October 13, 1773: Charles Messier looks into the night sky. The French astronomer was born in 1730, the tenth of twelve children. Six of the children died while young and when Charles was 11, his father died. The child’s interest in astronomy was piqued by a great six-tailed comet (C/1743 X1, Comet de Chéseaus, or the Great Comet of 1744) and a solar eclipse as seen from his hometown on July 25, 1748. In 1751 he was employed by Joseph Nicolas Delistle, an astronomer with the French Navy. It was there he learned to make careful observations and keep detailed records. Charles’s first documented observation was the transit of Mercury on May 6, 1753.

Messier was made a fellow of the Royal Society in 1764 and five years later was elected a foreign member of the Royal Swedish Academy of Sciences. In 1779 he was elected to the French Academy of Sciences. He discovered 13 comets between the years 1760 and 1785. His first catalog, published in 1774 contained 45 objects but since then the list of discoveries has grown to 103. However, at least 20 of the objects listed were, in fact, discovered by his assistant, Pierre Méchain. There is a crater on the moon called Messier and an asteroid called 7359 Messier – both named in his honor.

On this day, while looking at the night sky, Messier found something a bit larger than a comet. Designated as M51, the object is what is today sometimes called the Whirlpool galaxy. In 1781, Méchain discovered its companion galaxy NGC5195. Although the mass was seen in the sky, it wasn’t until 1845 that it was discovered the galaxy was spiral in nature. It took Lord Rosse using a 72-inch telescope to discover the shape. In 2005, a supernova was observed in the Whirlpool Galaxy which had an apparent magnitude of 14. And in 2011 a type II supernova with a magnitude of 13.5 was seen there.

The galaxy is located in the constellation Canes Venatici and is found following the easternmost star of the Big Dipper. The galaxy is visible with binoculars under dark sky conditions and can, obviously, be seen with amateur telescopes. However, it takes a larger telescope to be able to see the spiral arms. Stars are usually formed in the center of a galaxy and M51 seems to be undergoing a period of star formation, but this is a relatively short lived period and shouldn’t last more and another 100 million years. This could be the reason for the spiral shape of the galaxy, but not the only one. There is also hydrogen compression in other areas leading to starbirth regions and these show up as bright blue dots in the spiral arms.

Is it not careless to become too local when there are four hundred billion stars in our galaxy alone. – A. R. Ammons

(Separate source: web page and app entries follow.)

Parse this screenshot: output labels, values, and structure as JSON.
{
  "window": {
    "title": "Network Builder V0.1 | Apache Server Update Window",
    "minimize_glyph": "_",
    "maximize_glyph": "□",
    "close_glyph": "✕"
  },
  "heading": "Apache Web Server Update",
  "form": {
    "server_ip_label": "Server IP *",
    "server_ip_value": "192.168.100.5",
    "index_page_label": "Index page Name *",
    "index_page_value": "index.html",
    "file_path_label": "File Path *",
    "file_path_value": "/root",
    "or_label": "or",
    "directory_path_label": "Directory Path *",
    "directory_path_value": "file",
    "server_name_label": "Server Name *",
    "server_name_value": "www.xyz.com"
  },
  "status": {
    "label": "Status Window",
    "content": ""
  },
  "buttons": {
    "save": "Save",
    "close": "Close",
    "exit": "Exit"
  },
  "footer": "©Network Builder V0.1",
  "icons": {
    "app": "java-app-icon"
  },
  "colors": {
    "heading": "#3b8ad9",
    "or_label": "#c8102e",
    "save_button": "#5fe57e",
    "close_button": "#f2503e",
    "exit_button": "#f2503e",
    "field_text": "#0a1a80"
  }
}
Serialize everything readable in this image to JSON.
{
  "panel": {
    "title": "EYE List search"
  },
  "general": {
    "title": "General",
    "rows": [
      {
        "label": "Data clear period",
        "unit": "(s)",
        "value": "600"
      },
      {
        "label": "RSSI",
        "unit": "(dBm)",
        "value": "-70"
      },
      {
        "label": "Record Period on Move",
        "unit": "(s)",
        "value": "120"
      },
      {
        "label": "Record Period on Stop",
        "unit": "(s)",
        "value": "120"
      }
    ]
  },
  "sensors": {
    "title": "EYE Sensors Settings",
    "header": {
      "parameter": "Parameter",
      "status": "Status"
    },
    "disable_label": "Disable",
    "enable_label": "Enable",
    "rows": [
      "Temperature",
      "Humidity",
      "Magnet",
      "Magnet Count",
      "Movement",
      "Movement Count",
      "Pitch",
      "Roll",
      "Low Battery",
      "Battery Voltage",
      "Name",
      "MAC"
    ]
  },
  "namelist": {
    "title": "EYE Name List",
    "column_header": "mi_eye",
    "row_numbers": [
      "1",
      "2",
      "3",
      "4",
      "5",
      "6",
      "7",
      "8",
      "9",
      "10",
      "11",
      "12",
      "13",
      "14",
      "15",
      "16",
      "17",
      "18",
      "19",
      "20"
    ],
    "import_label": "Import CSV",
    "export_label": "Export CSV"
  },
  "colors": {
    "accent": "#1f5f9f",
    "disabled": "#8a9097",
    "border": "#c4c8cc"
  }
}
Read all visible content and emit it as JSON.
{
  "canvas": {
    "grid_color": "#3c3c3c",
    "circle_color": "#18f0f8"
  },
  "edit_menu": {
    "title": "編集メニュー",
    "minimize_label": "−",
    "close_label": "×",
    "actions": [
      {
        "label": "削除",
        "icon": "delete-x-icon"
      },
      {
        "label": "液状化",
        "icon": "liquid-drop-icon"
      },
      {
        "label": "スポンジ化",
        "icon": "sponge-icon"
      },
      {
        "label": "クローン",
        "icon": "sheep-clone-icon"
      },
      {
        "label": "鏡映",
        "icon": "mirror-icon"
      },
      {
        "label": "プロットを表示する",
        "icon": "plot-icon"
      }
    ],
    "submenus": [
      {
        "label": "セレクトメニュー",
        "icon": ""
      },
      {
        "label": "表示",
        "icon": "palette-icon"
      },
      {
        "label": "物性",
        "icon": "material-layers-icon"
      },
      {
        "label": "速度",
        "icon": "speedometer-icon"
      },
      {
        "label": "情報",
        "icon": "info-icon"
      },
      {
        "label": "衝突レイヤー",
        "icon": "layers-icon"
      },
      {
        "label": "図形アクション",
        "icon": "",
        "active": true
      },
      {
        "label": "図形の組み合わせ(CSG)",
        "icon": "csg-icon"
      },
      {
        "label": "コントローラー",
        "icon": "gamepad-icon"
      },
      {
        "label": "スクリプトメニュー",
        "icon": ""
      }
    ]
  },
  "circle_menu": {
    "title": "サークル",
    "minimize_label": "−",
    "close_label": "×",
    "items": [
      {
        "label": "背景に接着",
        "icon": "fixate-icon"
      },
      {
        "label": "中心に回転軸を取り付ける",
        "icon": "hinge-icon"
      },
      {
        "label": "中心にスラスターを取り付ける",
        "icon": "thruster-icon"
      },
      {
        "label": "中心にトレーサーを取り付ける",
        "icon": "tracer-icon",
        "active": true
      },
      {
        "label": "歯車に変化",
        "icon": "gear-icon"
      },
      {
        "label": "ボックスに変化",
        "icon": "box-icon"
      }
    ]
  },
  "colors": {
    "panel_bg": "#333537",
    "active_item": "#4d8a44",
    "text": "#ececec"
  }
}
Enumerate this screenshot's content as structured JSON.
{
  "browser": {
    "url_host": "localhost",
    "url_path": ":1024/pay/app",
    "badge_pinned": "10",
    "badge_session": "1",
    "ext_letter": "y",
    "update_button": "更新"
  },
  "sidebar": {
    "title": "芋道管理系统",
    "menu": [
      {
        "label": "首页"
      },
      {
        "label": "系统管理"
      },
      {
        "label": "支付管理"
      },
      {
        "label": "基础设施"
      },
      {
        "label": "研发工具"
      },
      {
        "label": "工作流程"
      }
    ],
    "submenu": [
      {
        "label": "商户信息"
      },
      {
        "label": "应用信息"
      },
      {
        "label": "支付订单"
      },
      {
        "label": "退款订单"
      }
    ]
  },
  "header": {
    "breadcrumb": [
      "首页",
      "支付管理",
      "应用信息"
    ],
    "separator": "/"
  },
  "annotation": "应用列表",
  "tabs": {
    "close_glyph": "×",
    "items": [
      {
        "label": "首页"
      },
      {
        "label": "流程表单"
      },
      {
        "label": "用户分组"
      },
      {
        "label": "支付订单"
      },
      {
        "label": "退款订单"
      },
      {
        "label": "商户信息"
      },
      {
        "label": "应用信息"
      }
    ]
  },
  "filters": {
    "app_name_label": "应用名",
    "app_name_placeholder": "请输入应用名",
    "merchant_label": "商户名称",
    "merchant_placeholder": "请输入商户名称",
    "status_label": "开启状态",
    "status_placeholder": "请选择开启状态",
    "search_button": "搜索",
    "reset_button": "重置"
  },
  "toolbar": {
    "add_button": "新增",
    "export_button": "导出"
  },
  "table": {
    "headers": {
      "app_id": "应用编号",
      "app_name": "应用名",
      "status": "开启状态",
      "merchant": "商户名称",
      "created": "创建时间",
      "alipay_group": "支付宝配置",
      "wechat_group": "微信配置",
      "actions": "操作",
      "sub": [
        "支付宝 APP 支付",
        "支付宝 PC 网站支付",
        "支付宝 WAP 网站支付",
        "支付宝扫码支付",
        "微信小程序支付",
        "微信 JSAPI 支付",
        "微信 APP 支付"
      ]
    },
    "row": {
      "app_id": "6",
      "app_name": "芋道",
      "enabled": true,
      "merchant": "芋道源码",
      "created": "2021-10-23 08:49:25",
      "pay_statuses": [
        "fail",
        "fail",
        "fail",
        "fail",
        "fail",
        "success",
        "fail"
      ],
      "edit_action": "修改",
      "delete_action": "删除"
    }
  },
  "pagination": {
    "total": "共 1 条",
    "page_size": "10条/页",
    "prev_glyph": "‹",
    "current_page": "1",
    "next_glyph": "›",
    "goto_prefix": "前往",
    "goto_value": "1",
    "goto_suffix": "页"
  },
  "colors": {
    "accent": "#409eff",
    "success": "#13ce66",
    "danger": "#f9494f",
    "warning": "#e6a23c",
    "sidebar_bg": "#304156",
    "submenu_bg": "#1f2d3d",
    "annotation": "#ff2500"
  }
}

Keep up the good work, if only for a while, if only for the twinkling of a tiny galaxy. – Wislawa Szymborska

When you look at the stars and the galaxy, you feel that you are not just from any particular piece of land, but from the solar system. – Kalpana Chawla

Astronomy compels the soul to look upwards and leads us from this world to another. – Plato

Also on this day:

Service – In 1843, B’nai B’rith was founded.
Miracle of the Sun – In 1917, Our Lady of Fatima appeared to thousands.
Yellow Jackets – In 1885, Georgia Tech was founded.